The Ongoing Pursuit of Change at Central Kitsap High School

The student body continues to fight for changes in the school policy and culture.

Kugr Broadcast

by Jada Cowley, Reporter, Copy Editor, Business Manager

The first in-person school year at Central Kitsap High School in over two years is coming to an end. Students have left their homes to return to their desks, albeit with some added precautions, and this is the first full year of instruction for everyone in the new building. 

Now, with everybody back, one thing has become more and more apparent: there have been a lot of discussions surrounding change this year. 

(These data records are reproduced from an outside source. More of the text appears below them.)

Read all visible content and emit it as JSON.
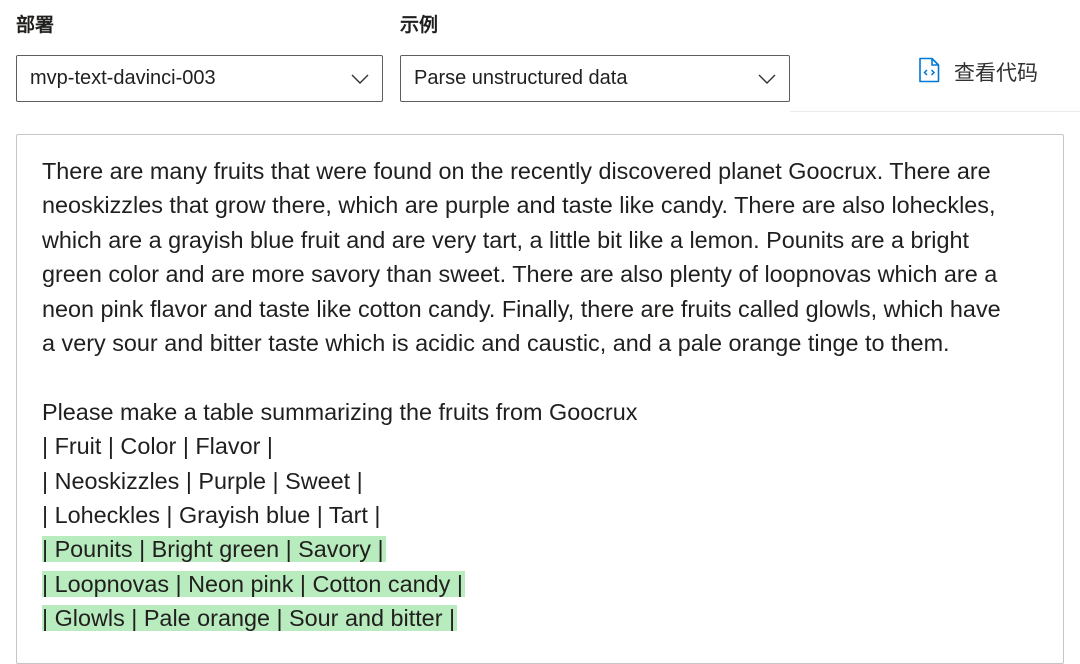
{
  "deployment": {
    "label": "部署",
    "selected": "mvp-text-davinci-003"
  },
  "example": {
    "label": "示例",
    "selected": "Parse unstructured data"
  },
  "view_code": {
    "label": "查看代码"
  },
  "prompt": {
    "lines": [
      "There are many fruits that were found on the recently discovered planet Goocrux. There are",
      "neoskizzles that grow there, which are purple and taste like candy. There are also loheckles,",
      "which are a grayish blue fruit and are very tart, a little bit like a lemon. Pounits are a bright",
      "green color and are more savory than sweet. There are also plenty of loopnovas which are a",
      "neon pink flavor and taste like cotton candy. Finally, there are fruits called glowls, which have",
      "a very sour and bitter taste which is acidic and caustic, and a pale orange tinge to them.",
      "",
      "Please make a table summarizing the fruits from Goocrux",
      "| Fruit | Color | Flavor |",
      "| Neoskizzles | Purple | Sweet |",
      "| Loheckles | Grayish blue | Tart |"
    ],
    "completion_lines": [
      "| Pounits | Bright green | Savory |",
      "| Loopnovas | Neon pink | Cotton candy |",
      "| Glowls | Pale orange | Sour and bitter |"
    ]
  },
  "colors": {
    "completion_highlight": "#b8ebbd",
    "accent": "#0078d4",
    "border": "#605e5c"
  },
  "icons": {
    "dropdown": "chevron-down-icon",
    "view_code": "code-file-icon"
  }
}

Students are being increasingly vocal about what kind of changes they want to see reflect in the building. In fact, in the past few months, the front doors of CKHS have been witness to two separate in-school walkouts.

K.J. Gardner stands atop a bench outside the front of Central Kitsap High School and speaks at the February walkout. (Jada Cowley)

The first was held in protest of racism in the school building on Feb. 14, 2022. Organized by seniors Aaliyah Chandler, Kymeal Gaulden, and CKHS’ Black Student Union, the walkout lasted approximately 30 minutes and garnered a large crowd of students in support. 

Several students took turns speaking about their experiences with racial prejudice at CKHS, an inadequacy in black representation, and most notably, frustration with a lack of action from school administration when it comes to the aforementioned. 

Another walkout was organized in April, this time in opposition to the passing of HB 1557, also referred to as the ‘Don’t Say Gay’ bill, and hundreds of other anti-LGBTQ+ legislative decisions. LGBTQ+ students relayed personal anecdotes about their experiences and struggles to the mass of students. 

For each walkout, the response was strong and the crowd was passionate. Despite both being announced not too long before the protests took place, a large number of staff and students were in attendance. 

Cailey Wallace, president of CKHS’ Gender and Sexuality Awareness Club (GSA), expressed her outrage towards these kinds of bills, concluding her speech by encouraging everybody to take action by reaching out to their government officials. 

GSA President Cailey Wallace speaks at the ‘We Say Gay’ protest. Other organizers and contributors stand behind her. (Adrie Starkenburg)

“I feel like the first walkout, especially with the BLM and Black Student Union, was amazing,” said Wallace.

“I feel like that sort of opened the door for the school and the students to be like, ‘Hey, we can do this! We can share our opinions a lot more, we can get out there a lot more.’ and that sort of encouraged things on the Kugr Broadcast and in the weekly meetings. I feel like that had a really good impact, and I feel like the same happened for the LGBTQ walkout as well.”

The Kugr Broadcast is CKHS’ weekly video publication. Videos premiere every Thursday and consist of an array of skits and clips based on current school and real world events. 

Though the content is typically satirical, the broadcast has touched on some serious topics as well. A compilation of students addressing what they see in the school’s culture and what they would like to see change aired a few months ago in collaboration with the attendees of a Student Voice meeting. 

Students in the video shared that they’ve seen students judging others gender transitions, saying slurs, discriminating against disabled students, a disconnect between staff and students, anxiety in the student body, and more. 

Almost all students disclosed that they have witnessed a form of harassment or discrimination in the building, and the majority asserted that they want changes to be made that will allow school to become a safe space for everyone. 

“Some of my friends have told me they’ve been harassed physically and I just didn’t know how to respond. I think we should have more respect and be more vocal about that kind of stuff. I think it happens more than we think it does, and nobody’s talking about it,” said Katelyn Roth, freshman at CKHS.  

The school has tried to initiate conversations about bullying. Throughout the year, bullying and harassment has been a frequent topic in advisory discussions, bi-weekly classroom meetings, and lately, assemblies. 

There isn’t necessarily a lack of discussion surrounding these issues, yet many students still feel like their input is going unheard. 

“I think there is definitely a lot of stuff that needs to change, especially with the way that the administration handles a lot of the issues that people bring to attention,” said Zephyros Claassen, sophomore at CKHS.

Discussion about change and a lack of follow through can be frustrating, but it is certainly not a deterrent for the students of CKHS. The student body has been persistent and optimistic about what the future of the school could hold. 

“I’m really happy to see how much growth and strength in our student voices that’s happened this year,” said Wallace. 

“I’ve been here since I was a freshman. I remember way back then, even when we were put on lockdown, there had not been as many people who are so ready to be vocal about their needs and wants as I have this year and I think it’s amazing and I think we’re going in a really good direction with this.”